Nutritional strategies can help reduce risk of subclinical hypocalcemia in transition dairy cows
Quincy, Ill. – Although a negative dietary cation-anion difference (DCAD) diet has long been used to help control milk fever in transition dairy cows, more recent research is evaluating whether it is also effective in reducing the risk of subclinical hypocalcemia, or slightly below normal blood calcium concentrations, according to Tom Overton, Ph.D., professor of dairy management at Cornell University.
“Subclinical hypocalcemia affects 50 to 60 percent of cows post-calving, and can result in lower milk production, poor reproductive performance and decreased responsiveness of the immune system, which makes the cow more susceptible to infection,” said Dr. Overton.
Dr. Overton spoke at a series of presentations sponsored by Prince Agri Products during the 2014 World Dairy Expo. He said transition period goals should include high milk production; a low incidence of metabolic disorders; a minimum loss of immunological capacity; controlling and/or decreasing days to first ovulation; maintaining and/or enhancing fertility; a low stillborn rate; and healthy calves, all of which support dairy profitability.
He suggested that a dry cow diet should deliver 15 to 18 Mcal/d of NEL (net energy for lactation) during both the far-off and close-up dry periods and sufficient metabolizable protein (minimum 1,100 to 1,200 grams per day) for Holsteins during the close-up period. His DCAD and mineral recommendations for close-up dry cows included:
• Feed low potassium forages along with full use of an anionic supplement in a close-up ration or one-group dry cow ration.
• Supplement magnesium during close-up period (0.40 to 0.45 percent).
• Supplement calcium (0.9 to 1.0 percent for low potassium only diets, and 1.4 to 1.5 percent if feeding a full anionic diet).
Dr. Overton said that in addition to dietary strategies to reduce subclinical hypocalcemia, non-nutritional factors also are important for a healthy transition. These include: proper stocking density, avoiding excessive pen moves, segregating cows and heifers during the transition period and heat abatement. He also recommended more emphasis on blood sampling at the herd or cow level to monitor for low blood calcium levels.

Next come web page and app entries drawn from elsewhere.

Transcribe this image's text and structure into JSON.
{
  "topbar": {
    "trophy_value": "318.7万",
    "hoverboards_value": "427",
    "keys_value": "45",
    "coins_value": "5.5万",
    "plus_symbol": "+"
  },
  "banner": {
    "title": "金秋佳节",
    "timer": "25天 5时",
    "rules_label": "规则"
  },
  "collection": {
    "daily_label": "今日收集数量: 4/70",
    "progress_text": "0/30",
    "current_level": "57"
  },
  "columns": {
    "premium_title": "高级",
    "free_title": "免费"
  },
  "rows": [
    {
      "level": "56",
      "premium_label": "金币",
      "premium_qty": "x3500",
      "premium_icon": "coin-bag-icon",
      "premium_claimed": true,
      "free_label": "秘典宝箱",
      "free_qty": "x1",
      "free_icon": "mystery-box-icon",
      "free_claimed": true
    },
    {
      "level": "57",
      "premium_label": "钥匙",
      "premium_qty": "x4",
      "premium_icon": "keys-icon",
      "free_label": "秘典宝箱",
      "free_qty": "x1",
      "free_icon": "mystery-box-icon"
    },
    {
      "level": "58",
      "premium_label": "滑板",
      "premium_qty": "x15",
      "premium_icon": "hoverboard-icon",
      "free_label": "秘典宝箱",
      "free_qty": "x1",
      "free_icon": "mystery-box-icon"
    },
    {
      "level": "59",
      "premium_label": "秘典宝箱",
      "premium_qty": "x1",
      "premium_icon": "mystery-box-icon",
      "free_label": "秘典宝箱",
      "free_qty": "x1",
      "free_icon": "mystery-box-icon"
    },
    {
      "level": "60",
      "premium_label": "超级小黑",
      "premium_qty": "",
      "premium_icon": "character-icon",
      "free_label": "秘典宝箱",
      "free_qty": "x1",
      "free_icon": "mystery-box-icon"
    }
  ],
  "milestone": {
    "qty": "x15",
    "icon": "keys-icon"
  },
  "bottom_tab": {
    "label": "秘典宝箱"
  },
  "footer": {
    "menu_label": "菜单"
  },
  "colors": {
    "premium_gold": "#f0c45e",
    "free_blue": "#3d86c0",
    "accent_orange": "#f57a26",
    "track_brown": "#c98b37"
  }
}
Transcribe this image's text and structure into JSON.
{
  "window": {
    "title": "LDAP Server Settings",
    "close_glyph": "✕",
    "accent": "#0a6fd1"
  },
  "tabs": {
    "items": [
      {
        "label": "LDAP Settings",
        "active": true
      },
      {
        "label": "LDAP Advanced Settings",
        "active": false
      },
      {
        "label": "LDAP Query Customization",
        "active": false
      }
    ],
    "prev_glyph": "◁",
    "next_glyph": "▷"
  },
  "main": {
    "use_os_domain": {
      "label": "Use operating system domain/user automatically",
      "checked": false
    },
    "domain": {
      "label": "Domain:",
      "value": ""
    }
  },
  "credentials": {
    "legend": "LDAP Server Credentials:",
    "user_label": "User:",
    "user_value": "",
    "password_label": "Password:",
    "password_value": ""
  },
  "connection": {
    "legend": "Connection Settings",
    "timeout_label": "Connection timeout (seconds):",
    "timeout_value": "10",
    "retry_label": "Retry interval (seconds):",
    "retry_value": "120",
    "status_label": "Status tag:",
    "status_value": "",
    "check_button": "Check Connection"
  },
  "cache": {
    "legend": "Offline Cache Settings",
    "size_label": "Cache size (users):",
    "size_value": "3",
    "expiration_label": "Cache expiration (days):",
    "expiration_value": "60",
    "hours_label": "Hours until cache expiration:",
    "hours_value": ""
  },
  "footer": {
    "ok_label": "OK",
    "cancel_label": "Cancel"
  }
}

“Transition cow success is attainable, but there is still more to learn and more consistency of adoption is needed in the field,” Dr. Overton concluded.
Animate is a nutritional specialty product that has proven effective in helping to reduce the risk of subclinical hypocalcemia when fed a minimum of 21 days before calving as part of a negative DCAD diet. It also has been shown to help maintain dry matter intake because of its palatability.